The International Day of People with Disabilities is an important opportunity for me to reflect back on the privilege I had to work with CBM in West Africa in the 1990s. Together with very enterprising livelihood activities with people with disabilities, our projects strived to ensure access to eye health and other services for some of the world’s poorest people. This work was a great privilege, and I learnt so much from our local workers and people living in isolated communities. Our work could also be very discouraging. On a daily basis, we encountered enormous need which we could not meet, and we also saw vital services destroyed needlessly by the war in Sierra Leone.

Meeting Mariama, a young mother with bi-lateral cataracts in a remote Sierra Leonean village in 1992 was a profound experience for me. Mariama had not only developed cataracts in her mid-thirties and been totally blind for three years; she had also been profoundly deaf since she was a small child. Mariama remained an active member of a very caring family and community, but I still struggle to think of the isolation she must have experienced over those years when she was both deaf and blind.

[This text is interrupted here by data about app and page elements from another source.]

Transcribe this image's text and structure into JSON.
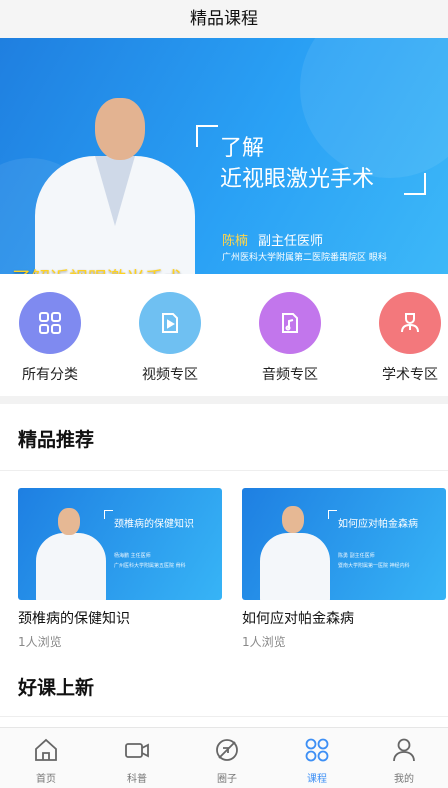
{
  "header": {
    "title": "精品课程"
  },
  "banner": {
    "headline_line1": "了解",
    "headline_line2": "近视眼激光手术",
    "doctor_name": "陈楠",
    "doctor_title": "副主任医师",
    "hospital": "广州医科大学附属第二医院番禺院区  眼科",
    "caption": "了解近视眼激光手术"
  },
  "categories": [
    {
      "label": "所有分类",
      "icon": "grid-icon",
      "color": "#7f8af0"
    },
    {
      "label": "视频专区",
      "icon": "video-icon",
      "color": "#6fc0f2"
    },
    {
      "label": "音频专区",
      "icon": "audio-icon",
      "color": "#c276ec"
    },
    {
      "label": "学术专区",
      "icon": "doctor-icon",
      "color": "#f3787c"
    }
  ],
  "sections": {
    "recommended": "精品推荐",
    "new_courses": "好课上新"
  },
  "cards": [
    {
      "image_title": "颈椎病的保健知识",
      "image_doctor": "杨海鹏  主任医师",
      "image_hospital": "广州医科大学附属第五医院  骨科",
      "title": "颈椎病的保健知识",
      "views": "1人浏览"
    },
    {
      "image_title": "如何应对帕金森病",
      "image_doctor": "陈勇  副主任医师",
      "image_hospital": "暨南大学附属第一医院  神经内科",
      "title": "如何应对帕金森病",
      "views": "1人浏览"
    }
  ],
  "bottom_nav": [
    {
      "label": "首页",
      "icon": "home-icon",
      "active": false
    },
    {
      "label": "科普",
      "icon": "camera-icon",
      "active": false
    },
    {
      "label": "圈子",
      "icon": "circle-icon",
      "active": false
    },
    {
      "label": "课程",
      "icon": "course-icon",
      "active": true
    },
    {
      "label": "我的",
      "icon": "user-icon",
      "active": false
    }
  ],
  "colors": {
    "accent": "#3d8ff5",
    "caption_yellow": "#ffd21f"
  }
}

We of course ensured that Mariama received cataract surgery, but her life could have turned out very differently. It was wonderful to see her return to her community. To observe her joy in being able to again see her children and ensure they got safely to school. Her enthusiasm to again go to the farm with her husband, and also visit the market using local sign language with her friends. However things could have turned out very differently.  Without CBM’s supported community programme and eye hospital, Mariama may never have accessed the limited services available.

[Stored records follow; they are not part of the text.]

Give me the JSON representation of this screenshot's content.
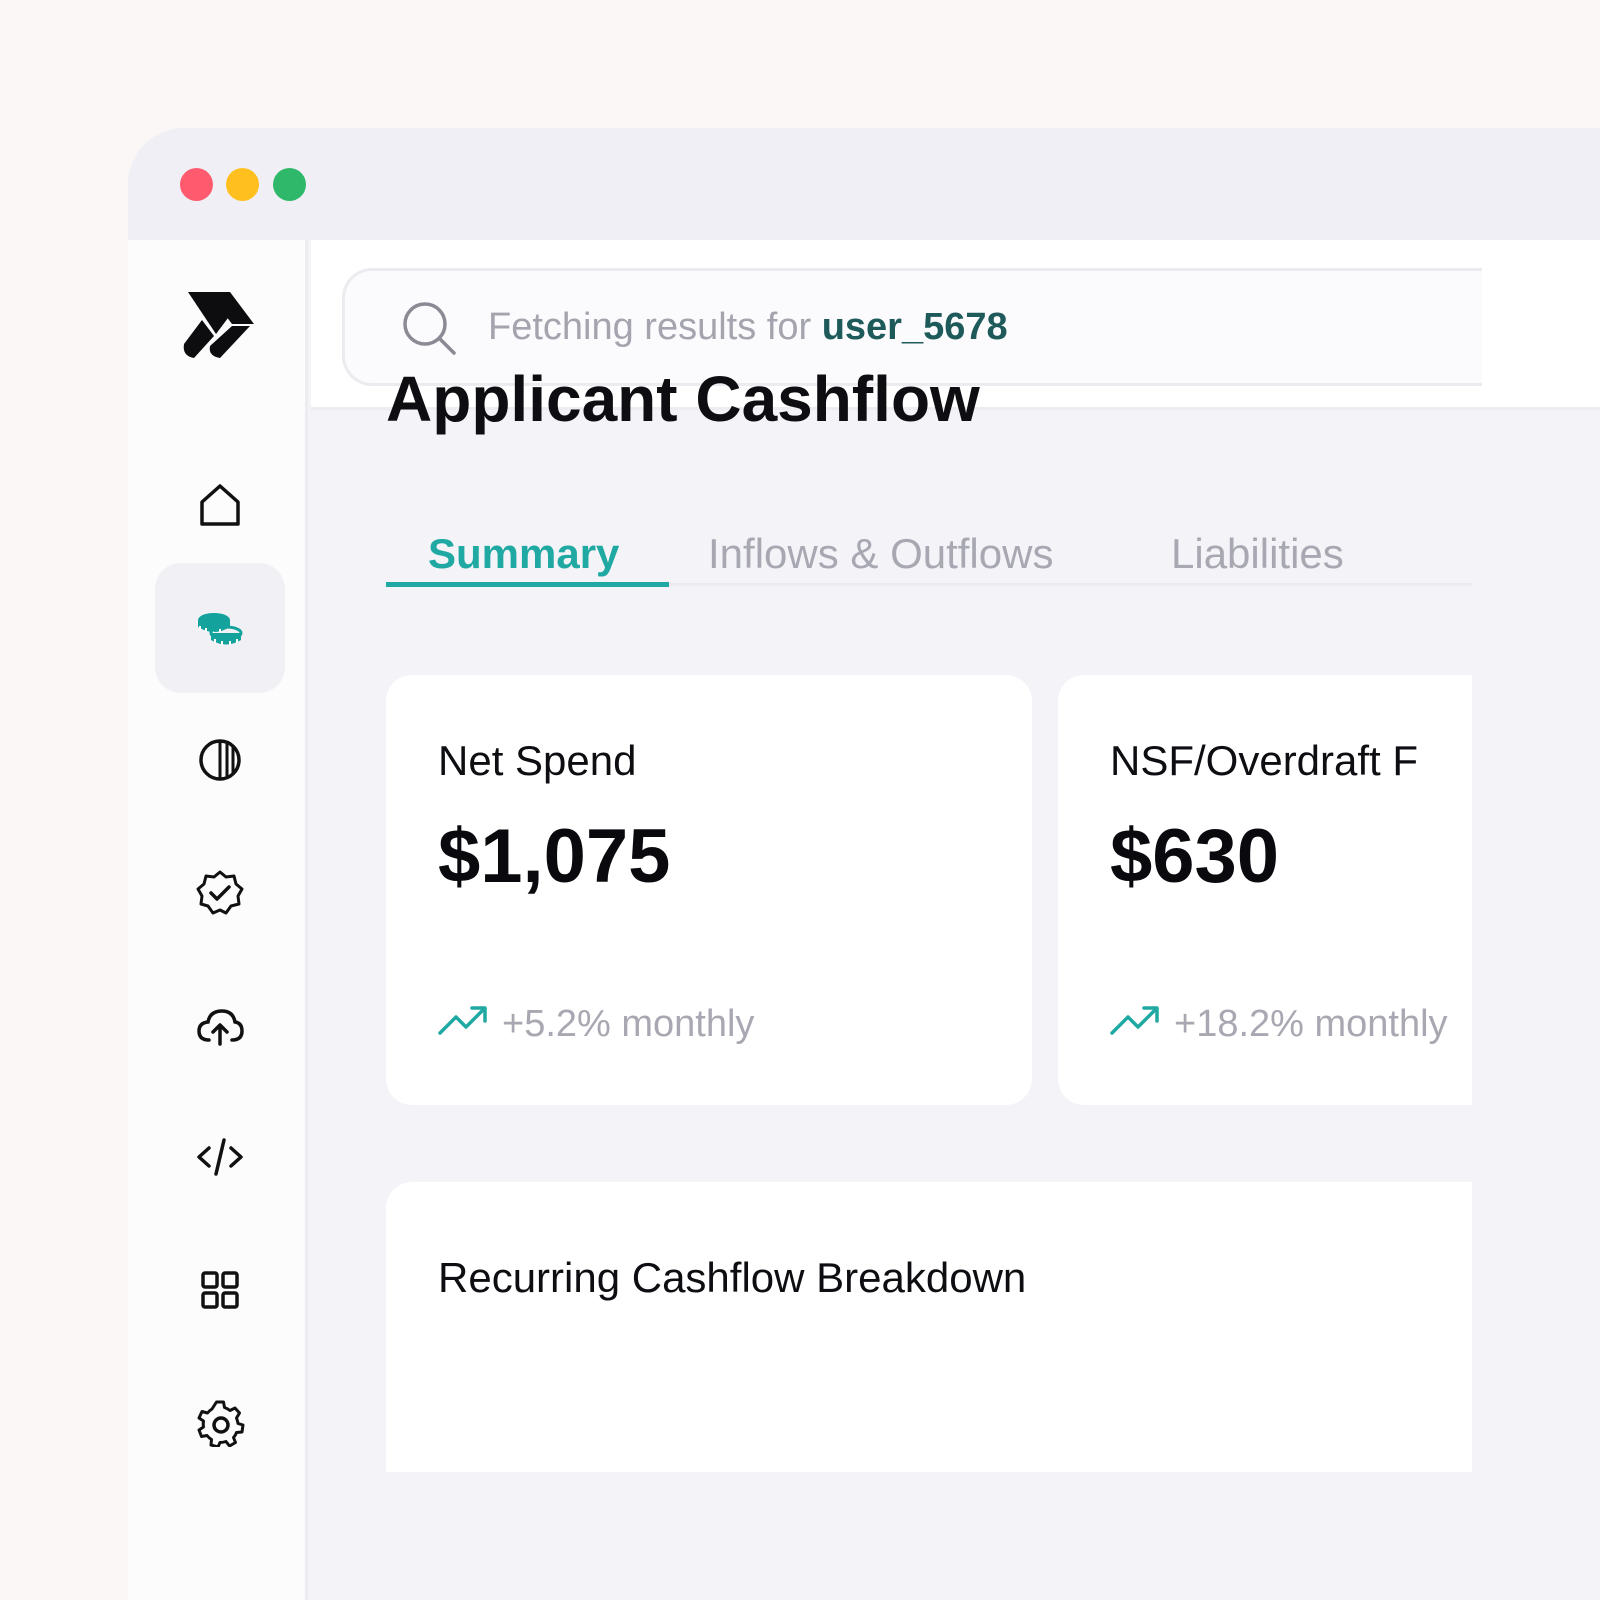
{
  "window": {
    "controls": [
      "close",
      "minimize",
      "maximize"
    ],
    "colors": {
      "close": "#ff5a6e",
      "minimize": "#ffbf1f",
      "maximize": "#2fb86a"
    }
  },
  "sidebar": {
    "items": [
      {
        "icon": "home-icon",
        "active": false
      },
      {
        "icon": "coins-icon",
        "active": true
      },
      {
        "icon": "contrast-icon",
        "active": false
      },
      {
        "icon": "verified-badge-icon",
        "active": false
      },
      {
        "icon": "cloud-upload-icon",
        "active": false
      },
      {
        "icon": "code-icon",
        "active": false
      },
      {
        "icon": "grid-icon",
        "active": false
      },
      {
        "icon": "gear-icon",
        "active": false
      }
    ]
  },
  "search": {
    "prefix": "Fetching results for ",
    "user": "user_5678"
  },
  "page": {
    "title": "Applicant Cashflow"
  },
  "tabs": [
    {
      "label": "Summary",
      "active": true
    },
    {
      "label": "Inflows & Outflows",
      "active": false
    },
    {
      "label": "Liabilities",
      "active": false
    }
  ],
  "cards": [
    {
      "label": "Net Spend",
      "value": "$1,075",
      "trend": "+5.2% monthly"
    },
    {
      "label": "NSF/Overdraft F",
      "value": "$630",
      "trend": "+18.2% monthly"
    }
  ],
  "breakdown": {
    "title": "Recurring Cashflow Breakdown"
  },
  "colors": {
    "accent": "#1fa9a2",
    "text": "#0e0e12",
    "muted": "#a8a8b2",
    "user_highlight": "#1f5a5a"
  }
}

As for each one of us connected with IAPB, experiences like this make me fight for a world where the most marginalised people like Mariama, access quality services. This is both their need and their right. I also want to fight for a world where the Mariamas of this world who cannot have their sight restored are fully included in the lives of their communities as participants and contributors, and where they don’t face abuse due to the increased risks caused by their disabilities.

In 2009, CBM took a close look at the relationship between eye health and disability. We noted that 15% of the world’s population or one billion people have a disability, including vision impairment. Furthermore we noted that people with disability make up 20% of the world’s poorest people. This took CBM on a journey into Inclusive Eye Health, which is now an absolute priority for us. We want to ensure that:

  • People with all sorts of disabilities, and people facing other marginalisation, gain increased access and quality outcomes in eye health.
  • People with permanent vision loss (20% of those who are blind) access their right to wider opportunities in rehabilitation, low vision services, education, livelihoods, other health care, social inclusion and empowerment.

For us, in the words of the Sustainable Development Goals, Inclusive Eye Health means “leaving on-one behind!”

Resources for the International Day of People with Disabilities

Please see linked here some wonderful resources for the International Day. The two minute video Include Us featuring women and girls with disabilities is especially powerful, and has been selected to screen at the official UN International Day commemoration in New York on Friday, 1st December, 2017.

The video Include Us can be found on Youtube here and an Audio Description can also be found here (for people who are blind or partially sighted).

Description: “Women and girls with disabilities often experience multiple layers of discrimination. This short film highlights their unique experience, the contributions they have to make to their communities and the importance of including women and girls with disabilities in all development efforts. Include us!”

Find out more here.